↓

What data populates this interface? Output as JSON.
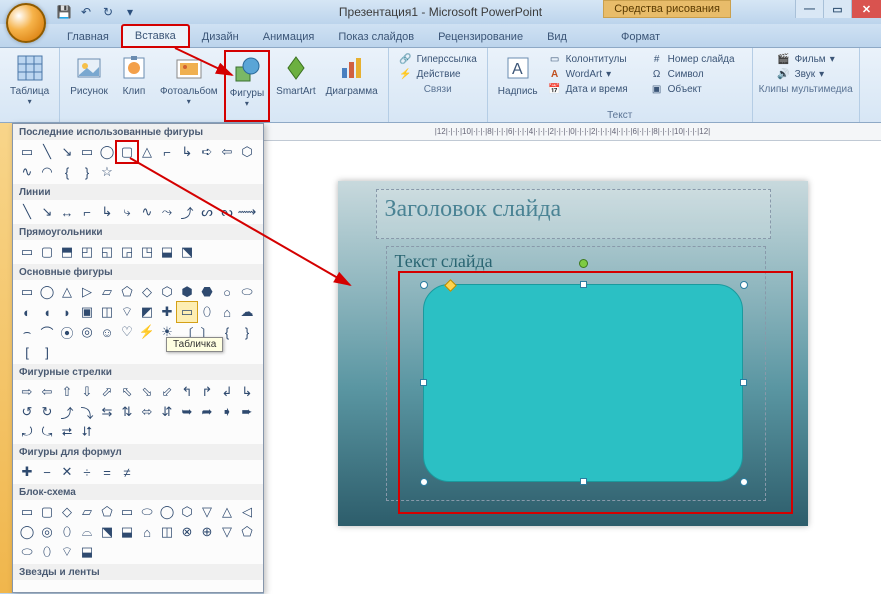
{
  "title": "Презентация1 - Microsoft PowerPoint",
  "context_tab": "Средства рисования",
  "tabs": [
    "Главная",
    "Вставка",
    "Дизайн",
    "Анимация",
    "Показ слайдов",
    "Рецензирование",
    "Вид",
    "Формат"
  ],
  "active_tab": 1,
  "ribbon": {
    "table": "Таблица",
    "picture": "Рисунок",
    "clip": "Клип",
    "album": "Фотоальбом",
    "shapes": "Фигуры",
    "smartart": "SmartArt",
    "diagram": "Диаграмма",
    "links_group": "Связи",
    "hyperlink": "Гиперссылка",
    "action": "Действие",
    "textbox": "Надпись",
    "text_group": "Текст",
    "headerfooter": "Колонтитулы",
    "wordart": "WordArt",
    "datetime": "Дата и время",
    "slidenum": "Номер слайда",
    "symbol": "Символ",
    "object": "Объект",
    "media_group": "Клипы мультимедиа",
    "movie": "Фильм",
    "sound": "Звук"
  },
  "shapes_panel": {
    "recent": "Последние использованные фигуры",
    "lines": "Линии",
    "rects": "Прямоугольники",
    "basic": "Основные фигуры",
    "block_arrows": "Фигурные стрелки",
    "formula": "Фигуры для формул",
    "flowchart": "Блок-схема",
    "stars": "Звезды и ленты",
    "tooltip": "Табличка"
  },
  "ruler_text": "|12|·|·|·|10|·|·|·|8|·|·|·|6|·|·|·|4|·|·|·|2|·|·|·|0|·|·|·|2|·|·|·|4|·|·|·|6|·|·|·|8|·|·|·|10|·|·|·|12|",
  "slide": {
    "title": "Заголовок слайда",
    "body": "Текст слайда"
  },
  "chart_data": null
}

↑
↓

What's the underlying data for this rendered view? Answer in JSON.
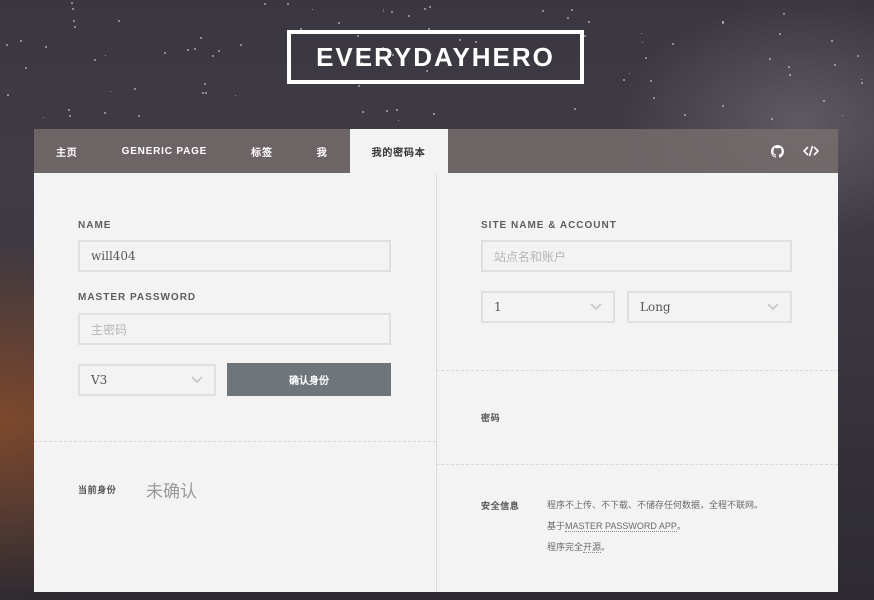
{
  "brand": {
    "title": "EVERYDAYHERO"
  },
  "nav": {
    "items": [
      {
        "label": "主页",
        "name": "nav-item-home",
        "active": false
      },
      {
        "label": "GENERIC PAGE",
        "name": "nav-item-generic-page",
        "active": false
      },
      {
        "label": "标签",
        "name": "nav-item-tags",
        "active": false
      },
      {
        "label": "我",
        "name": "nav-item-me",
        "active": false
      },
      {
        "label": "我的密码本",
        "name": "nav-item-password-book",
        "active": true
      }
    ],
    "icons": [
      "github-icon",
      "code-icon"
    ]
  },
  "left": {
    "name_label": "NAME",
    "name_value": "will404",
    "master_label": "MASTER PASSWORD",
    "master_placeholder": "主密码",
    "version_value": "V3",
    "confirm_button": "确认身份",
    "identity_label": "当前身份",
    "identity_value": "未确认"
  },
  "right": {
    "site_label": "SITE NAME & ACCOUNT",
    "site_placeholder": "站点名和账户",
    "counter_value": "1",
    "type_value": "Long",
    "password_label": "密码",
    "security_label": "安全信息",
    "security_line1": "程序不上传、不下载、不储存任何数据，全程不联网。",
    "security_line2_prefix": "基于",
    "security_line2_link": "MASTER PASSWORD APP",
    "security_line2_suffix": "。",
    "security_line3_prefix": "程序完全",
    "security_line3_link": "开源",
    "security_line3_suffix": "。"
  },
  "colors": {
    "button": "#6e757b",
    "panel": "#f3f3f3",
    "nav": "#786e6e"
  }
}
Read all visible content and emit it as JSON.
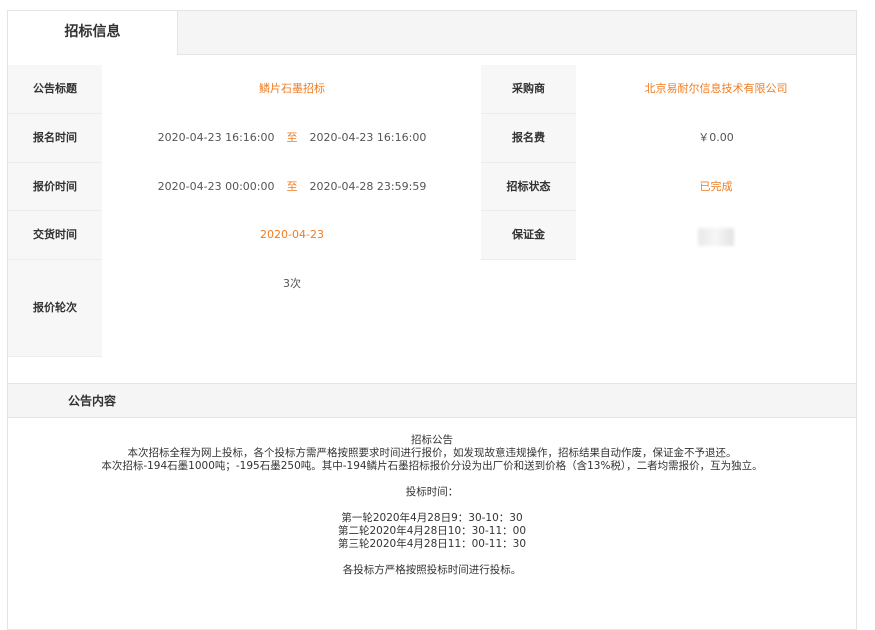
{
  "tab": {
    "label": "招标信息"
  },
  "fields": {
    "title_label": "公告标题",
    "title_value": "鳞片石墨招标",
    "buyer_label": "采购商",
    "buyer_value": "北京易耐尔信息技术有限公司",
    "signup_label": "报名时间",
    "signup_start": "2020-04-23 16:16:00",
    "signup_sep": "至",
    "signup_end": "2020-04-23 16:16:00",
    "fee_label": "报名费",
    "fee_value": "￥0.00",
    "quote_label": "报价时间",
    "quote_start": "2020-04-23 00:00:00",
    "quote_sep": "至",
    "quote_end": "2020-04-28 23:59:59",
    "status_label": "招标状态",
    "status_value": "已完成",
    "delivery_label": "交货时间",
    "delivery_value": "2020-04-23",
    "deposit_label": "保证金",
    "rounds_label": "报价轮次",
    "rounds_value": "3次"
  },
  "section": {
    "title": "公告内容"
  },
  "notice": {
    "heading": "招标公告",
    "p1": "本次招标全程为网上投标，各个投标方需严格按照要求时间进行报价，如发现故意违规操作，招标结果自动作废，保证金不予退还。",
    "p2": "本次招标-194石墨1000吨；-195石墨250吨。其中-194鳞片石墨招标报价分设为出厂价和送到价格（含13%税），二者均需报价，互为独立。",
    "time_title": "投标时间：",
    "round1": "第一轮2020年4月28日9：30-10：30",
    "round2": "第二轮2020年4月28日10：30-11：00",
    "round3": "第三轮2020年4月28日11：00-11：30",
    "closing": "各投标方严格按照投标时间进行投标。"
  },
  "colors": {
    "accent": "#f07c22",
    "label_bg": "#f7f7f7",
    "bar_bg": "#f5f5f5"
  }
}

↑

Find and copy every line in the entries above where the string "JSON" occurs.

Exercise output:
What data populates this interface? Output as JSON.
What's the underlying data for this rendered view? Answer in JSON.
Read all visible content and emit it as JSON.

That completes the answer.